We believe it is also incumbent upon Aboriginal leaders at all levels in Canada to ensure that these recommendations remain front and centre in the coming federal election. We have always underestimated and underutilized the power of Aboriginal people at the election polling booths. Maybe not this time!

As heart-wrenching as survivor testimony has been and as hopeful as Justice Sinclair is about a future in Canada, one which reconciles its current image of itself with this terrible past, the real truth about reconciliation can be found in the issues and challenges confronting Aboriginal Canadians in the here and now. One of the most damning and seemingly intractable legacies of the government’s residential school policy of cultural genocide and forceful assimilation has been its intergenerational impact: Many are the children of survivors who parent their own children in the same way they were parented. Neglect and physical and emotional violence are substituted for love and nurturing. That lack is, in turn compensated for with substance abuse and addiction and more violence. But there is a hard and bitter truth to this unhealthy behaviour. To blame this dysfunction on the victim as we seem to do is to absolve the larger community from creating it in the first place. As a society, we planted the seeds, fertilized, tended and cultivated the crop only to find it not to our taste!

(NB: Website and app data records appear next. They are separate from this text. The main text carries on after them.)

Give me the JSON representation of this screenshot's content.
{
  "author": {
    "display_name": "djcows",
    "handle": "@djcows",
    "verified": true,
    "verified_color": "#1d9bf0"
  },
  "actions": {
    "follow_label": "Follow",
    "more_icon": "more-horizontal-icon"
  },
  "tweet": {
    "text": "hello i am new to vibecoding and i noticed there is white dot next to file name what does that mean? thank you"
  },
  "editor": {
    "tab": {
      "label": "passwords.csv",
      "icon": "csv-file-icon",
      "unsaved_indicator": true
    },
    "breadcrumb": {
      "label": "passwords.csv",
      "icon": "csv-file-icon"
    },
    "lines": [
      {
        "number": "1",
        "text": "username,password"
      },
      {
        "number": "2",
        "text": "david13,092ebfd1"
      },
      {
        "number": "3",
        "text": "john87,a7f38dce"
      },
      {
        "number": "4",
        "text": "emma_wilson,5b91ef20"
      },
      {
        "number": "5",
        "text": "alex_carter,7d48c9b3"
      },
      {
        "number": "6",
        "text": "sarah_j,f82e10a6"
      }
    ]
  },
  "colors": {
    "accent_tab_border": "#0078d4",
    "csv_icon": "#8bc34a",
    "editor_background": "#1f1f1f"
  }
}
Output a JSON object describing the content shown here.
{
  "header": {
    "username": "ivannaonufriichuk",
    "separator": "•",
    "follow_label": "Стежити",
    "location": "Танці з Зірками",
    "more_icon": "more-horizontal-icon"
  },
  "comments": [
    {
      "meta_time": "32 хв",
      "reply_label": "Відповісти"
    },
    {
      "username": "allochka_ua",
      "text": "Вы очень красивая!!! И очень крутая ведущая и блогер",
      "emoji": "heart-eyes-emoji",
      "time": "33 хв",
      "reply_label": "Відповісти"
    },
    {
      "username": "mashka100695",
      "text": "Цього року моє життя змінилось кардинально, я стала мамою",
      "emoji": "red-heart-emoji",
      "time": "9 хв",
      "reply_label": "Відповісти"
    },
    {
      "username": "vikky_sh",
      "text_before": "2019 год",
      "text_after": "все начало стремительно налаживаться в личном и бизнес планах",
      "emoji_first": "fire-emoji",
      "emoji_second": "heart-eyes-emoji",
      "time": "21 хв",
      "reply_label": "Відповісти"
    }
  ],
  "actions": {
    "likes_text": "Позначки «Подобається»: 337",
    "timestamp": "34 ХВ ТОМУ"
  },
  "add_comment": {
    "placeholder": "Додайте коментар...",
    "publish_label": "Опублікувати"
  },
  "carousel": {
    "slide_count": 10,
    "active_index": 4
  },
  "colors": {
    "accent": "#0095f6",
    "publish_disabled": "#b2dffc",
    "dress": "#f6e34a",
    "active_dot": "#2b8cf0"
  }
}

For instance, we have written in numerous fora and long argued that a National Inquiry into Missing and Murdered Aboriginal Women is one part of the path forward for all Canadians. The TRC has come to the same conclusion. We have urged our Aboriginal leaders to make this an issue in the forthcoming election. With the recommendations of the TRC it now has a much wider platform from which to communicate this and the other messages so eloquently echoed in the TRC report. Desperately looking for a rug to lift and a wide broom with which to sweep, and trying to avoid up-scaling the issues raised by the TRC prior to the October federal election, the Harper government has stated they will not comment on the TRC recommendations until they have read the full report. We only hope that Justice Sinclair will issue the full report prior to the coming federal election. Such timing could not be better for obvious reasons.

We will not move forward on this issue and the other challenges facing Aboriginal Canadians until we realize that in so many different ways, we are all survivors of this terribly hurtful legacy. The only way to get to the future is to pass through the present. This is the only truth that can guide our reconciliation.


Beverly Sabourin is a proud member of the Pic Mobert First Nation and the recently retired Vice-Provost of Aboriginal Initiatives at Lakehead University. She was instrumental in encouraging the university to include Aboriginal curricula as a mandatory component of all degree programs. Peter Globensky is a former senior policy advisor on Aboriginal Affairs in the Office of the Prime Minister and recently retired as CEO of the Canadian Council of Ministers of the Environment. They invite your comments at basa1@shaw.ca